» **TASK DIRECTIONS**
Restate the listing below word for word, pictures excluded.

» **TASK MATERIAL**

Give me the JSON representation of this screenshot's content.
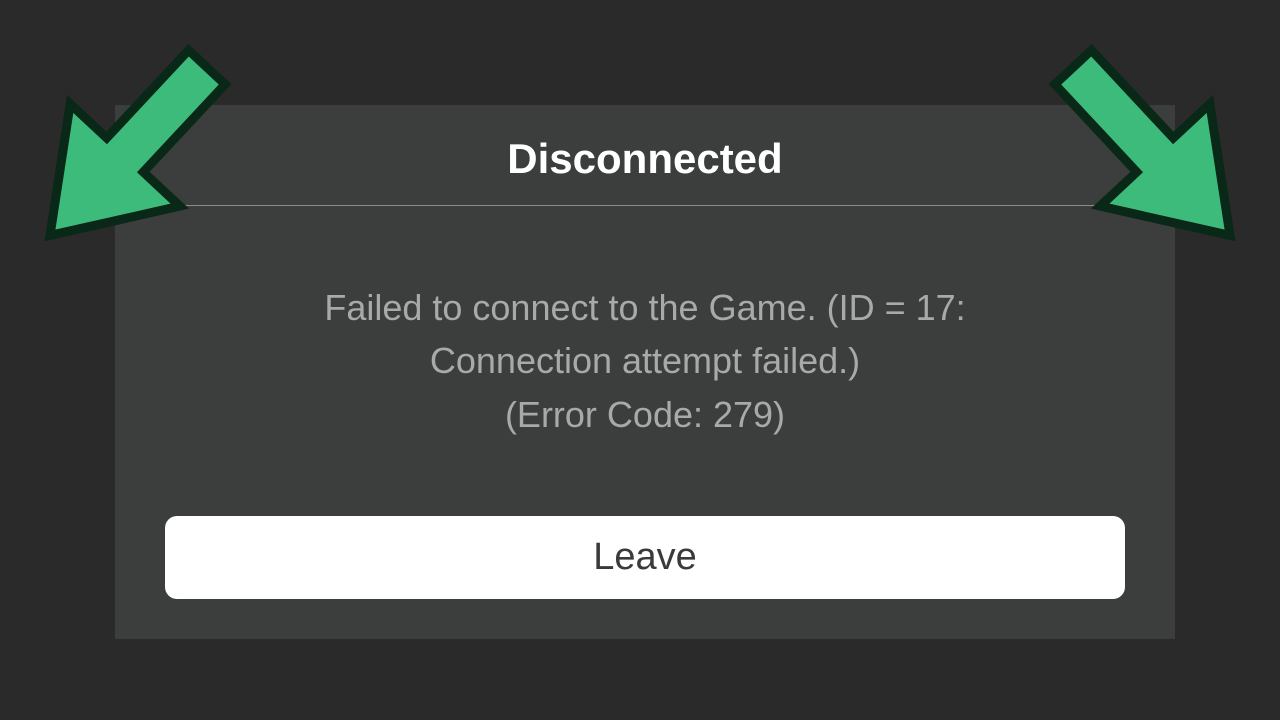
{
  "dialog": {
    "title": "Disconnected",
    "message": "Failed to connect to the Game. (ID = 17:\nConnection attempt failed.)\n(Error Code: 279)",
    "leave_label": "Leave"
  },
  "colors": {
    "arrow": "#3dbb7a",
    "arrow_stroke": "#0a2818"
  }
}
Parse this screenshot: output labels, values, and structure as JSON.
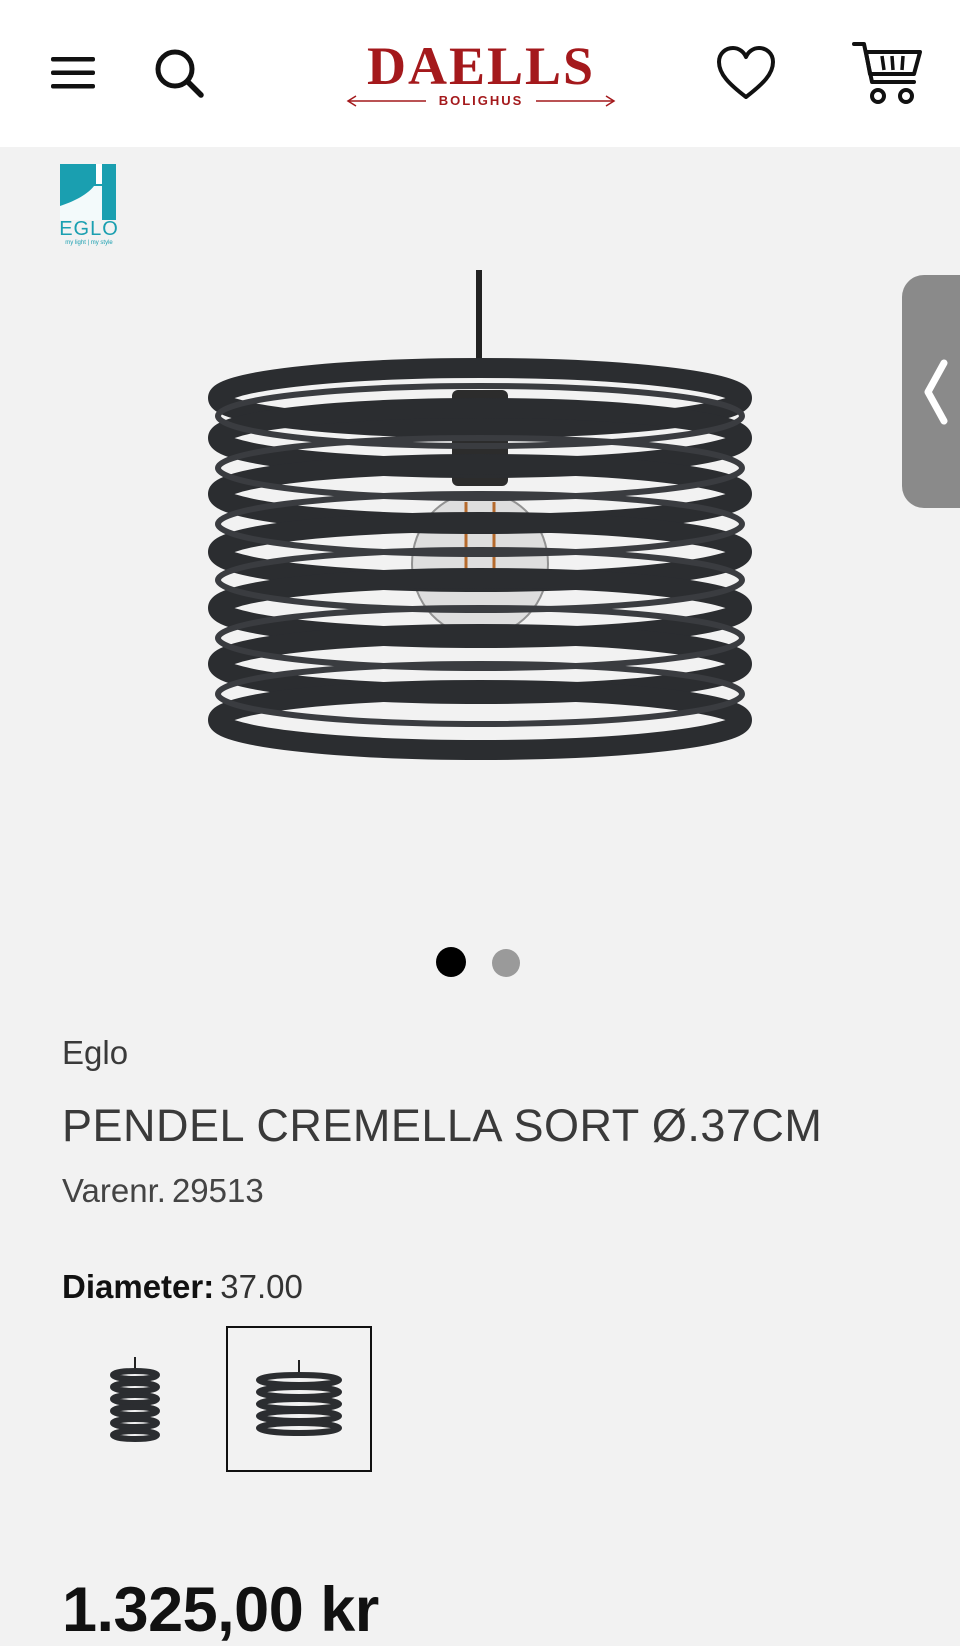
{
  "header": {
    "logo_name": "DAELLS",
    "logo_sub": "BOLIGHUS"
  },
  "gallery": {
    "brand_badge_text": "EGLO",
    "brand_badge_tagline": "my light | my style",
    "slide_count": 2,
    "active_slide": 1
  },
  "product": {
    "brand": "Eglo",
    "title": "PENDEL CREMELLA SORT Ø.37CM",
    "sku_label": "Varenr.",
    "sku_value": "29513",
    "variant_label": "Diameter:",
    "variant_value": "37.00",
    "price": "1.325,00 kr"
  },
  "colors": {
    "brand_red": "#a4191c",
    "eglo_teal": "#1a9fb0",
    "page_bg": "#f2f2f2"
  }
}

» **OUTPUT FOR THIS TASK**
Give me the JSON representation of this screenshot's content.
{
  "dialog": {
    "title": "Disconnected",
    "message": "Failed to connect to the Game. (ID = 17:\nConnection attempt failed.)\n(Error Code: 279)",
    "leave_label": "Leave"
  },
  "colors": {
    "arrow": "#3dbb7a",
    "arrow_stroke": "#0a2818"
  }
}
Parse this screenshot: output labels, values, and structure as JSON.
{
  "header": {
    "logo_name": "DAELLS",
    "logo_sub": "BOLIGHUS"
  },
  "gallery": {
    "brand_badge_text": "EGLO",
    "brand_badge_tagline": "my light | my style",
    "slide_count": 2,
    "active_slide": 1
  },
  "product": {
    "brand": "Eglo",
    "title": "PENDEL CREMELLA SORT Ø.37CM",
    "sku_label": "Varenr.",
    "sku_value": "29513",
    "variant_label": "Diameter:",
    "variant_value": "37.00",
    "price": "1.325,00 kr"
  },
  "colors": {
    "brand_red": "#a4191c",
    "eglo_teal": "#1a9fb0",
    "page_bg": "#f2f2f2"
  }
}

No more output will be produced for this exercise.